study from Scotland’s Glasgow Caledonian University tested the effects of music listening on the perception and tolerance of experimentally induced cold pressor pain. Fifty-four participants were subjected to three cold pressor trials. The first was accompanied by white noise, the second by specially designed “relaxation music,” and the third by the participants’ chosen music. When listening to preferred music, participants tolerated the pain stimulus significantly longer than when listening to white noise or relaxation music. They also reported having a much greater sense of control when hearing their chosen music.

While this study did not involve nostalgic music, per se, we can assume that at least some of the favored music fit that description. We might even expect stronger coping from expressly nostalgic music. Not only does this put to question the comparative efficacy of music marketed for healing (the type featuring drawn-out tones, flowing rhythms, atmospheric drones, and minimal chord changes), but it also suggests that the best music for mood regulation may be totally idiosyncratic: my nostalgia is not necessarily your nostalgia. Wistful affection, in short, is a key factor when considering music for pain relief, well-being, and life-affirmation.

Visit Jonathan’s website to keep up on his latest endeavors, browse his book and article archives, and listen to sample compositions.

Moved from Within

Jonathan L. Friedmann, Ph.D.

Force in music is usually understood metaphorically. Unlike the physical motion of water or wind, which can move objects between two points, musical force symbolically transports the hearer from one mental state to another. The sound’s causal effect is akin to psychological manipulation: the listener is pushed and pulled into a particular mood. The phenomenon is commonly described as being “swayed,” “bowled over,” “carried along” and “taken away.“ The potency of such metaphorical movement is attested in diverse musical situations, including therapy, religious devotion, classical performances, patriotic displays and lullabies. In these settings, the listener is moved without actually moving.
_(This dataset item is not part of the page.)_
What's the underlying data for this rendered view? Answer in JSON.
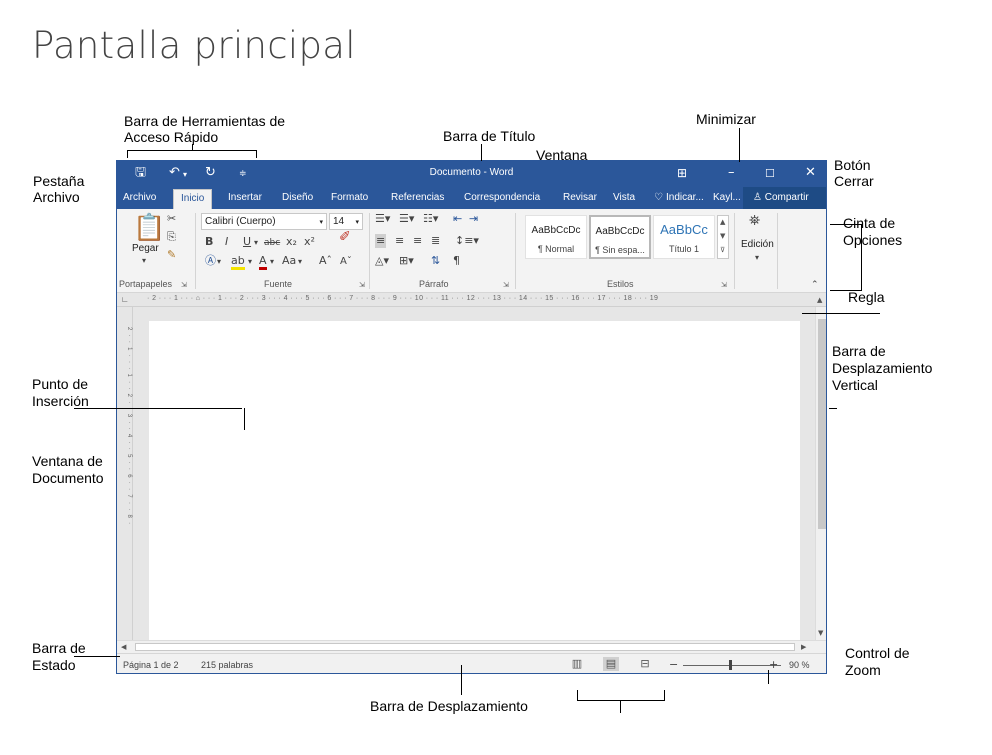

Musical force can, however, manifest in another way. We detect movement in music partly because we experience it as a living organism, with coursing blood and appendages gesturing in various directions. As described above, this animation is often seen in the mind’s eye and affects our psychological state. But it can also occur within our bodies.

According to Gary Ansdell, a research associate at the Nordoff-Robbins Music Therapy Centre in London, motion in music is more than just a mental inference or psychological response. Music can stimulate a person’s spirit or will, which then animates the body. Although music originates outside of the person, its mechanism differs from other exterior agents. For instance, when someone’s leg is bent by an apparatus or machine, the action takes place outside the person and is not necessarily reflective of his or her wishes. The leg is acted upon as if it were an inanimate object. But when music compels the leg to move, the activity is generated from within. As Ansdell explains it, music communicates directly with the will, resulting in movement that is externally triggered yet internally generated.

Music therapists utilize this force to good effect. Many physical impairments can be overcome, circumvented or remediated through musical stimulation. The force of the music is such that it activates physical movement that is, under ordinary conditions, enormously difficult. The body translates the living essence of musical sound into fluid motion. This effect has been documented among patients with varying degrees of emotional constrictions, motoric impediments and physical damage.

In therapeutic settings and elsewhere, music motivates physical movement in three basic stages. First, the listener interacts with the sound, perceiving in it some type of motion (fast, slow, steady, disjointed, etc.). Second, the body aligns itself with the music’s tempo and direction. Third, the body enacts the path of motion. Through this process, music becomes a vectoring force that literally moves us.

Visit Jonathan’s website to keep up on his latest endeavors, browse his book and article archives, and listen to sample compositions.